Mayor Bill de Blasio has raised more than $1.1 million toward his 2017 re-election bid, much of it via small contributions his campaign sought to tout today, in the wake of scrutiny over large donations to his separate nonprofit fundraising apparatus.
“We are thrilled with the support the Mayor has received from grassroots supporters in all five boroughs,” Elana Leopold, finance director for de Blasio 2017, said in a statement. “Mayor de Blasio expanded Pre-K for every 4 year-old and raised wages for tens of thousands of workers. Crime is at record lows, jobs are at a record high, and New York City and is building affordable housing at a record pace. But New Yorkers know we have to keep this progress going, and that is why there is so much energy behind our campaign.”

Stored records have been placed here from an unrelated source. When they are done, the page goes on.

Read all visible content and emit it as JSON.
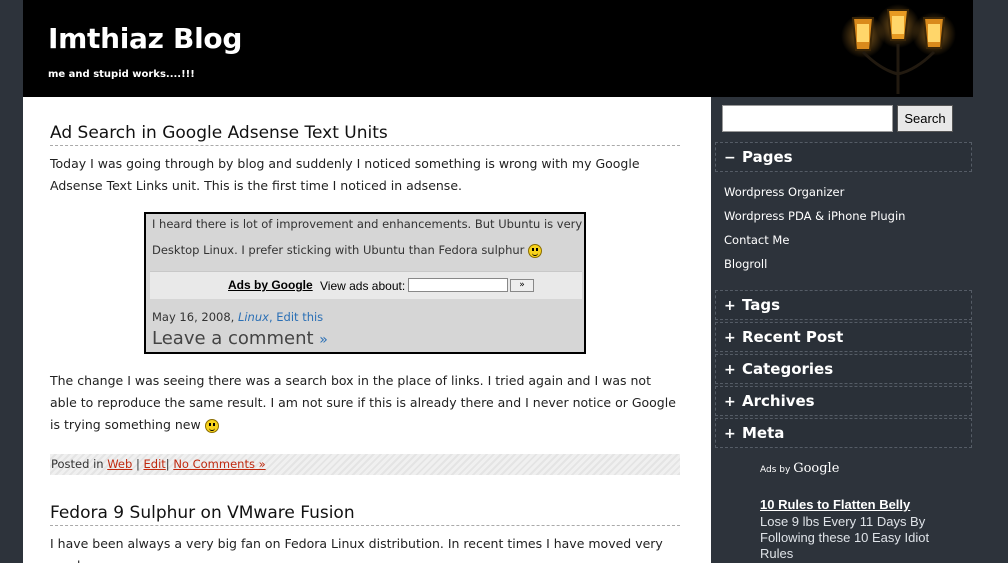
{
  "header": {
    "title": "Imthiaz Blog",
    "description": "me and stupid works....!!!"
  },
  "post1": {
    "title": "Ad Search in Google Adsense Text Units",
    "intro": "Today I was going through by blog and suddenly I noticed something is wrong with my Google Adsense Text Links unit. This is the first time I noticed in adsense.",
    "screenshot": {
      "line1": "I heard there is lot of improvement and enhancements. But Ubuntu is very fa",
      "line2": "Desktop Linux. I prefer sticking with Ubuntu than Fedora sulphur",
      "ads_label": "Ads by Google",
      "view_label": "View ads about:",
      "btn_label": "»",
      "date": "May 16, 2008,",
      "category": "Linux",
      "edit": "Edit this",
      "leave": "Leave a comment",
      "leave_arrow": "»"
    },
    "body": "The change I was seeing there was a search box in the place of links. I tried again and I was not able to reproduce the same result. I am not sure if this is already there and I never notice or Google is trying something new",
    "meta": {
      "posted_in": "Posted in",
      "category": "Web",
      "sep1": "|",
      "edit": "Edit",
      "sep2": "|",
      "comments": "No Comments »"
    }
  },
  "post2": {
    "title": "Fedora 9 Sulphur on VMware Fusion",
    "intro": "I have been always a very big fan on Fedora Linux distribution. In recent times I have moved very much"
  },
  "sidebar": {
    "search_button": "Search",
    "pages_title": "Pages",
    "pages": [
      "Wordpress Organizer",
      "Wordpress PDA & iPhone Plugin",
      "Contact Me",
      "Blogroll"
    ],
    "widgets": [
      "Tags",
      "Recent Post",
      "Categories",
      "Archives",
      "Meta"
    ],
    "minus": "−",
    "plus": "+",
    "ads_by": "Ads by",
    "google": "Google",
    "ad_title": "10 Rules to Flatten Belly",
    "ad_body": "Lose 9 lbs Every 11 Days By Following these 10 Easy Idiot Rules"
  }
}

The money was raised for his official re-election bid—not for his now-being-shuttered nonprofit the Campaign for One New York—and as such is subject to strict donor limits and regulations on accepting cash from people with business before the city. That also means the money is subject to matching funds through the city’s public financing program, and the campaign said it expects the total to grow from $1.1 million to almost $2 million when those matching funds are received.

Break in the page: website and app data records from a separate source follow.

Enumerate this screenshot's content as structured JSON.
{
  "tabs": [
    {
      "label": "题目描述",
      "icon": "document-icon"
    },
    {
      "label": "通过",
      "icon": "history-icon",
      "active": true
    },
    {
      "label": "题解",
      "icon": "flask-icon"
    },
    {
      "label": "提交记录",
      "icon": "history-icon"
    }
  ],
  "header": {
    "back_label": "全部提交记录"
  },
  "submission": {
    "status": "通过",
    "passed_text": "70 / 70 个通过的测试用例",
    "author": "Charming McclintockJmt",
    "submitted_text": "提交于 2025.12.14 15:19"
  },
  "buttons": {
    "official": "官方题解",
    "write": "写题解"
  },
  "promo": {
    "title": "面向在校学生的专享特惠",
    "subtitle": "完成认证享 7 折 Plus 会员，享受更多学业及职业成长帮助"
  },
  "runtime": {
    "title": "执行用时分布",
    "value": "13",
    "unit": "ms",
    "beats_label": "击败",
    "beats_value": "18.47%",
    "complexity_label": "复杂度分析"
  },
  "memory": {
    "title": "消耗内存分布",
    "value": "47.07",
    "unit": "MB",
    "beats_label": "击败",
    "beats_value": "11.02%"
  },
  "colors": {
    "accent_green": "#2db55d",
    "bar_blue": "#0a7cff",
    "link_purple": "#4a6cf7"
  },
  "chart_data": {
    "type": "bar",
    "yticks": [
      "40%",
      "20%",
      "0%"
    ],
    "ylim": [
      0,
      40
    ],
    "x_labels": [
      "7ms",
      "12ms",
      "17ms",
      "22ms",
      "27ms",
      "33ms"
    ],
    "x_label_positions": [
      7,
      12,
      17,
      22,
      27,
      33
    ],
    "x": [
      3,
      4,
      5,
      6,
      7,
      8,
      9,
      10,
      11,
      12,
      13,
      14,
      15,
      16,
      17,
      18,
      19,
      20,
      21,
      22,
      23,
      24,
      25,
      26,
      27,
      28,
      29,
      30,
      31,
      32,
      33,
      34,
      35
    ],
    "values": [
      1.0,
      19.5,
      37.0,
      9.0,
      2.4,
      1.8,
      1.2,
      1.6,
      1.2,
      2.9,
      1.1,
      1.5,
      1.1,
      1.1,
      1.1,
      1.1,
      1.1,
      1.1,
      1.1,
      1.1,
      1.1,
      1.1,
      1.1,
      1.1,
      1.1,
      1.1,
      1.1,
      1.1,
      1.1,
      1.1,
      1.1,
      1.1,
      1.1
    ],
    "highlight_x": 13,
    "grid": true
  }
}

The announcement, one day ahead of the deadline to file with the Campaign Finance Board, comes a week after the board let de Blasio off the hook for his fundraising through the Campaign for One New York, a group that the mayor is legally allowed to use to promote issues that are key to his agenda, but not to promote his own re-election. Even as they ruled he hadn’t used the group to run for re-election, the board lambasted de Blasio for accepting through it massive donations from corporations, including developers with business before the city, that would never be allowed under the city’s own campaign finance system. The group remains under investigation by other entities.
So it’s no surprise that in recent weeks the de Blasio campaign shifted its focus to small fundraisers with small ticket prices—holding more than 20 events in the last two months across the city and taking in more than 1,000 donations below $250. (That also may be an effort to latch on to the Bernie Sanders-led movement away from large donations, which resonated deeply in the presidential primary.)
The $1.1 million haul brings the total raised for the mayor’s re-election bid to $2.23 million, or an expected $3.2 million with matching funds.
A full accounting of the donations will be available tomorrow when the campaign files with the Campaign Finance Board—along with the rest of the active candidates raising cash for any city office. And while the Campaign for One New York is currently being disbanded, it too will report its fundraising tomorrow.